[[ DATA RECORDS open ]]

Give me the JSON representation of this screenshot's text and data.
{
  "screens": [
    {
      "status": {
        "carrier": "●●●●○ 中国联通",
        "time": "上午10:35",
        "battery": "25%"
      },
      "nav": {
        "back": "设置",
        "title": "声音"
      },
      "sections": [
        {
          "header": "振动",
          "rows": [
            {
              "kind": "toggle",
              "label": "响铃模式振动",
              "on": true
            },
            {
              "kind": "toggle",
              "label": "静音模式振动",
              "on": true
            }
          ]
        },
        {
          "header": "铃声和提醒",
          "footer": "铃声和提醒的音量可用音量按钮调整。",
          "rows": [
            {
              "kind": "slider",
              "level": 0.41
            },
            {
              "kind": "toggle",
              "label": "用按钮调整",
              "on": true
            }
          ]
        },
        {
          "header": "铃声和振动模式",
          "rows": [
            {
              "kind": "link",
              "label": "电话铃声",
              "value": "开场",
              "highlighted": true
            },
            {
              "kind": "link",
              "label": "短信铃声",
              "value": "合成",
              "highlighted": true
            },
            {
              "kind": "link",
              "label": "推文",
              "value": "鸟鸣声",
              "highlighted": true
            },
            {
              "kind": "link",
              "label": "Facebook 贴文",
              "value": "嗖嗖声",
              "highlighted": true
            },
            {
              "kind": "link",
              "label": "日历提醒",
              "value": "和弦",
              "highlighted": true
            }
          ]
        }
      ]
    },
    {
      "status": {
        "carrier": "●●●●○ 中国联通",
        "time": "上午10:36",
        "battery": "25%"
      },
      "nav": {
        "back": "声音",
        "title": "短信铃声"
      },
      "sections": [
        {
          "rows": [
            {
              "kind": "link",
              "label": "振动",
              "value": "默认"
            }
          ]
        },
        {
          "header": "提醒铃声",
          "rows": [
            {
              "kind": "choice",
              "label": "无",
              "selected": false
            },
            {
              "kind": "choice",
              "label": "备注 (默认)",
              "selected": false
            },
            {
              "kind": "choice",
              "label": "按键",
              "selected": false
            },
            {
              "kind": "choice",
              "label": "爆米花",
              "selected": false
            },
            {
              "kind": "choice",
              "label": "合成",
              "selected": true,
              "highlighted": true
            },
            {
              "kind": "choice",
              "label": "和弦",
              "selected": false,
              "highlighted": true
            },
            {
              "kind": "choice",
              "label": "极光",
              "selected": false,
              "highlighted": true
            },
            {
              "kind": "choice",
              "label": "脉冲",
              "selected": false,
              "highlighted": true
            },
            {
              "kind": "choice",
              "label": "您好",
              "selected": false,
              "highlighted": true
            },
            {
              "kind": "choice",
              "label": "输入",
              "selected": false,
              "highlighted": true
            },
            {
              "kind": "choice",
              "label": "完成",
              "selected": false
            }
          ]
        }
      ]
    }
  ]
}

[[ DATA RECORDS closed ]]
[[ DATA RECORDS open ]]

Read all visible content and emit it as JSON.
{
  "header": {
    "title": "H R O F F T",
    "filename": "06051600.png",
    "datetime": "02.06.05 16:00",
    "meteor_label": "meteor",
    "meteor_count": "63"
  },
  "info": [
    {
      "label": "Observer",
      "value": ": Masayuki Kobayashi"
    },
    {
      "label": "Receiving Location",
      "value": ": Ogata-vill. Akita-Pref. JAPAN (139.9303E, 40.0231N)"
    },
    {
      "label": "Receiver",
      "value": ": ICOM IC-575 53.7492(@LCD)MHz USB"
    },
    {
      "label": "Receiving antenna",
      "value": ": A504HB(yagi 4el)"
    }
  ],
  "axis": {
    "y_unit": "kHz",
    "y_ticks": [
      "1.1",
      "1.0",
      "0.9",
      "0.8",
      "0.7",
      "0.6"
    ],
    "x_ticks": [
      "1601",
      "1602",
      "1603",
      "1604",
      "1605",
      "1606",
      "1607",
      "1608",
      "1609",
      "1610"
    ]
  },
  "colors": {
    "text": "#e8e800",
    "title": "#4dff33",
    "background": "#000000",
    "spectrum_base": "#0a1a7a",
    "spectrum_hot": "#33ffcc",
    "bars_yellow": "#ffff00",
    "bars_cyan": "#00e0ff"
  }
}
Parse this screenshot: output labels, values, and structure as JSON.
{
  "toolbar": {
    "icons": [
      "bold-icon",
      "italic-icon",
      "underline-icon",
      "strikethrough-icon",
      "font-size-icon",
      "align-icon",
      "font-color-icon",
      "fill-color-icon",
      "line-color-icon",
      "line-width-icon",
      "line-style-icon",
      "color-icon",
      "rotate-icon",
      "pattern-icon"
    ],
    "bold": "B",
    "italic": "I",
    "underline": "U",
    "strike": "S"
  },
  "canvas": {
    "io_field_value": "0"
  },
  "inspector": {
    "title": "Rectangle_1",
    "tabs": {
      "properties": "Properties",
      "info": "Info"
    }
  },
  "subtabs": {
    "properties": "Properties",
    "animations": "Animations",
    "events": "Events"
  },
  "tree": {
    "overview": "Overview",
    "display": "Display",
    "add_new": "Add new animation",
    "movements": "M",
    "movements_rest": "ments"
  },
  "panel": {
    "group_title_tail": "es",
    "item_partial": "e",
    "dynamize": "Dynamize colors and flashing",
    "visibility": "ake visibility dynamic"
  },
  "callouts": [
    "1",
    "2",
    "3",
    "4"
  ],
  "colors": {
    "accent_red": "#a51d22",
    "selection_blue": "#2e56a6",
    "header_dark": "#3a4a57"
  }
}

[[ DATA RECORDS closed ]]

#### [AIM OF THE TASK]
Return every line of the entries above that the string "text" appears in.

#### [SOLUTION FOR THIS TASK]
Give me the JSON representation of this screenshot's text and data.
    "text": "#e8e800",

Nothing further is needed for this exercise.